▶ [HOW TO COMPLETE THIS TASK] Using the records below, report how many lines hold "Vaccine", with no extra text.

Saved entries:
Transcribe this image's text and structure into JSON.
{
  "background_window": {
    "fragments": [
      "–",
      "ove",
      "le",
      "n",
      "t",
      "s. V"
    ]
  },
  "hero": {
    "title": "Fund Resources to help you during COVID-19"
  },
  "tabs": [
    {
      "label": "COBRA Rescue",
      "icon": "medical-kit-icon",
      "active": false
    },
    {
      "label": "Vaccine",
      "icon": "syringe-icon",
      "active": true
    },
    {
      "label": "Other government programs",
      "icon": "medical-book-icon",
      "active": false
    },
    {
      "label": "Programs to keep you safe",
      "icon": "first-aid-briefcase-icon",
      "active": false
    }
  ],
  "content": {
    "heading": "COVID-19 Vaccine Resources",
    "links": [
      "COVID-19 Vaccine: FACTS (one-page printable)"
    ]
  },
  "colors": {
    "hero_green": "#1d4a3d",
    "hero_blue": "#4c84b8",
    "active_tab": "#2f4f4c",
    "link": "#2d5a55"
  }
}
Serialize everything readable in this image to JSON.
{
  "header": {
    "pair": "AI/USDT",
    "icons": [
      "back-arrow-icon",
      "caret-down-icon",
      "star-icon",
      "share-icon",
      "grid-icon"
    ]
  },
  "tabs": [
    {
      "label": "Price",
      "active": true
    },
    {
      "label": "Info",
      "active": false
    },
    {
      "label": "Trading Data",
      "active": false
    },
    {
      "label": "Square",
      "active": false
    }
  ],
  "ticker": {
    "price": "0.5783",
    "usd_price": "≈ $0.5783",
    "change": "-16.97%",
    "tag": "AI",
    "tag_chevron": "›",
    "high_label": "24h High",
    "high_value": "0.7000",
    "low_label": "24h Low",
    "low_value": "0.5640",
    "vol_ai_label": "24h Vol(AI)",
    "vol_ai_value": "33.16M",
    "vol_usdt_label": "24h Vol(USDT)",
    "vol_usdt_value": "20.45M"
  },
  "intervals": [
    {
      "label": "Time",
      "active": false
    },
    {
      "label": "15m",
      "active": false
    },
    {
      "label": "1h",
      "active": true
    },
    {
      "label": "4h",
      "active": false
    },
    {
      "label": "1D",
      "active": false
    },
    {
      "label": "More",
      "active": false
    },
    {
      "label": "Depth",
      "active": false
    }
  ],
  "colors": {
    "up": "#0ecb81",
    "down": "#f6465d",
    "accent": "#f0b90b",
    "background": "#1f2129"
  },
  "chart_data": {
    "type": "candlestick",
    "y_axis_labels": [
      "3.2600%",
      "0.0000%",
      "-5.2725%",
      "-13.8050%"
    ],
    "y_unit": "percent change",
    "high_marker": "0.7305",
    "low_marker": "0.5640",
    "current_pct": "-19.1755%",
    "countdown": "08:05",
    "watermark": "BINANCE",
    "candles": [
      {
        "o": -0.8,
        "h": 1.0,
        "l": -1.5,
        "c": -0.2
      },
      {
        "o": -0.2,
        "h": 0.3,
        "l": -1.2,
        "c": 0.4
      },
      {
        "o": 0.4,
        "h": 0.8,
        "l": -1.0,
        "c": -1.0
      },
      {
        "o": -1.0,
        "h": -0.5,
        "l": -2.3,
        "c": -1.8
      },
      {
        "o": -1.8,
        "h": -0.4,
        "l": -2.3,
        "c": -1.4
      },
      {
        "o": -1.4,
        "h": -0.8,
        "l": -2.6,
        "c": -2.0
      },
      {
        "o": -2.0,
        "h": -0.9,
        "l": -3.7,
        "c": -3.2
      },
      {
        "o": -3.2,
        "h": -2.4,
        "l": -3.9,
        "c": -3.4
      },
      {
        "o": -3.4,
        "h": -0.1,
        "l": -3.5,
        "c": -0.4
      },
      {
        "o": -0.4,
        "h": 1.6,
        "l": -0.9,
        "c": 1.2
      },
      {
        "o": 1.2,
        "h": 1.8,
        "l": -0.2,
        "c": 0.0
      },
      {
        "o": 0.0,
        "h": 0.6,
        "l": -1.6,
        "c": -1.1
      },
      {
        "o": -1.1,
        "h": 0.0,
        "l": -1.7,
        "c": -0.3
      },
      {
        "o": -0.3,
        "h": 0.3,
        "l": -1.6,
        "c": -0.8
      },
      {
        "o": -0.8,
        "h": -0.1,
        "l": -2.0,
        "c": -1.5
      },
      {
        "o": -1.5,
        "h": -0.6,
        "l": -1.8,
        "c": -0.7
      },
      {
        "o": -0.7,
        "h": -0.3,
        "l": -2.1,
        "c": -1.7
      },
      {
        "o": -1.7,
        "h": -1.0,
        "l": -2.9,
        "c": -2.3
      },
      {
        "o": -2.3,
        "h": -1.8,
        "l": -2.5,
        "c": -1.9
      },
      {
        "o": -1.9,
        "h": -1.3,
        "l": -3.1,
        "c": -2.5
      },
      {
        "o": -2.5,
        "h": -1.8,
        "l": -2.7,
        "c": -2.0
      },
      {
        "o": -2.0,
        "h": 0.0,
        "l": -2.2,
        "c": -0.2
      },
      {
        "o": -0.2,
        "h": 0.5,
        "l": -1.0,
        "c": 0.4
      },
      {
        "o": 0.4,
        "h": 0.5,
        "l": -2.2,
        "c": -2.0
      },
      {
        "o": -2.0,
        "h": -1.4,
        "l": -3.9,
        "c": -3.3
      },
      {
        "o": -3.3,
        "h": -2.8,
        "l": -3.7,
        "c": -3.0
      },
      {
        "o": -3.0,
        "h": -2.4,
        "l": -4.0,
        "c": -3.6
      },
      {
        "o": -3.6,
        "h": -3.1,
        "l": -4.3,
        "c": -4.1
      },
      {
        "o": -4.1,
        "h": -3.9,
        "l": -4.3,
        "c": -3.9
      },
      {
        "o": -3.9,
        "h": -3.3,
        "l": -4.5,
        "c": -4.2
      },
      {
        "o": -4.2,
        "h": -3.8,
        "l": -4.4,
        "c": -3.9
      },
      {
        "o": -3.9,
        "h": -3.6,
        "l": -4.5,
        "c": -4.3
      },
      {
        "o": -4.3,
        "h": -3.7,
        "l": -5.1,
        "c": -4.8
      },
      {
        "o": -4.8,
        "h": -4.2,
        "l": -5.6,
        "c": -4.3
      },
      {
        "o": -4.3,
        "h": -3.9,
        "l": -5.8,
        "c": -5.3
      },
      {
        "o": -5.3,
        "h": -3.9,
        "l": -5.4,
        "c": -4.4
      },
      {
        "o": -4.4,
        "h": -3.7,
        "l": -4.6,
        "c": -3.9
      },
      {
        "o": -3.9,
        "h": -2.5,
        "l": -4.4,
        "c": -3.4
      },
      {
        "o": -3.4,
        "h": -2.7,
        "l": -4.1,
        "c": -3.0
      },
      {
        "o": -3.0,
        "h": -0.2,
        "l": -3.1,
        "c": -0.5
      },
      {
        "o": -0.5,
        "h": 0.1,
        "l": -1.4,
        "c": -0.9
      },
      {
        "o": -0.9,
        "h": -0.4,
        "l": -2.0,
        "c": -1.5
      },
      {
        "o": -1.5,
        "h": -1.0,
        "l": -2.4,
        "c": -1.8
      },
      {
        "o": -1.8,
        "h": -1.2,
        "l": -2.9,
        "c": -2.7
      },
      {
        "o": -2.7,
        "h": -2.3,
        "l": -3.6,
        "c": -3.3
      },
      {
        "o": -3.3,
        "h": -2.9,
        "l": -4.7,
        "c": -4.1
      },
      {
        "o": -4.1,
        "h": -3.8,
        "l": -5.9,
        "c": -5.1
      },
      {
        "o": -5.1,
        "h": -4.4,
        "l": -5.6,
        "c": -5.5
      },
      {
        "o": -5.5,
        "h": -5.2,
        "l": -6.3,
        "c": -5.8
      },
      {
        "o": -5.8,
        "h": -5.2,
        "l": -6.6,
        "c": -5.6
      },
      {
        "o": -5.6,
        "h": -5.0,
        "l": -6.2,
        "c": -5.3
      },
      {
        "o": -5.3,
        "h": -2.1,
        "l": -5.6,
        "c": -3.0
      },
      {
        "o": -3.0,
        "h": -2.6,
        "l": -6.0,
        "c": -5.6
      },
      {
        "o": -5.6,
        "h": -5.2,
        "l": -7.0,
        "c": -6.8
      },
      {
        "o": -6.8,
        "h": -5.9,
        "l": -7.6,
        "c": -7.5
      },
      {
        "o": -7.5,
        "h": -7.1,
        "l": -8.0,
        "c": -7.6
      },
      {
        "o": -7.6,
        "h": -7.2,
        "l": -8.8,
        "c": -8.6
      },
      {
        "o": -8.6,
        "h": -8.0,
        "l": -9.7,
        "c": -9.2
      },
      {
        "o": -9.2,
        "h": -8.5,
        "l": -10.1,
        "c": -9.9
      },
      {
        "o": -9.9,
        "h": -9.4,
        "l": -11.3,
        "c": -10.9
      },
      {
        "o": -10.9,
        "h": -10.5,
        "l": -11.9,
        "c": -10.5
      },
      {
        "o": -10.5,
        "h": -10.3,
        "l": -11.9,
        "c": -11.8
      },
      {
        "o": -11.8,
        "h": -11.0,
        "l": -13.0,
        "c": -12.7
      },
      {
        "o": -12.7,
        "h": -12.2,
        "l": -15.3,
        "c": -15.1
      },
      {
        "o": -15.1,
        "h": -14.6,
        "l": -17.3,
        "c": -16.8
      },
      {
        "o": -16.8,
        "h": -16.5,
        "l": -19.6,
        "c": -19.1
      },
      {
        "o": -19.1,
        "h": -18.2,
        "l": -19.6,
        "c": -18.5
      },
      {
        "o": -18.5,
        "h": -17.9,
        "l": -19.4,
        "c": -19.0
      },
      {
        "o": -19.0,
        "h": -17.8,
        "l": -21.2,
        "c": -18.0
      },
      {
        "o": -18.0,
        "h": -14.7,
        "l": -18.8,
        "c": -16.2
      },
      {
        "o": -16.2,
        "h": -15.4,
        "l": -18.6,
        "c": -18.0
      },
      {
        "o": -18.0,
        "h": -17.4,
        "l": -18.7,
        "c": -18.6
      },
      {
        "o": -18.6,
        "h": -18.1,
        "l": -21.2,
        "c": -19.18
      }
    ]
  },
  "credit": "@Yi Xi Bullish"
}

▶ [THE ANSWER] 3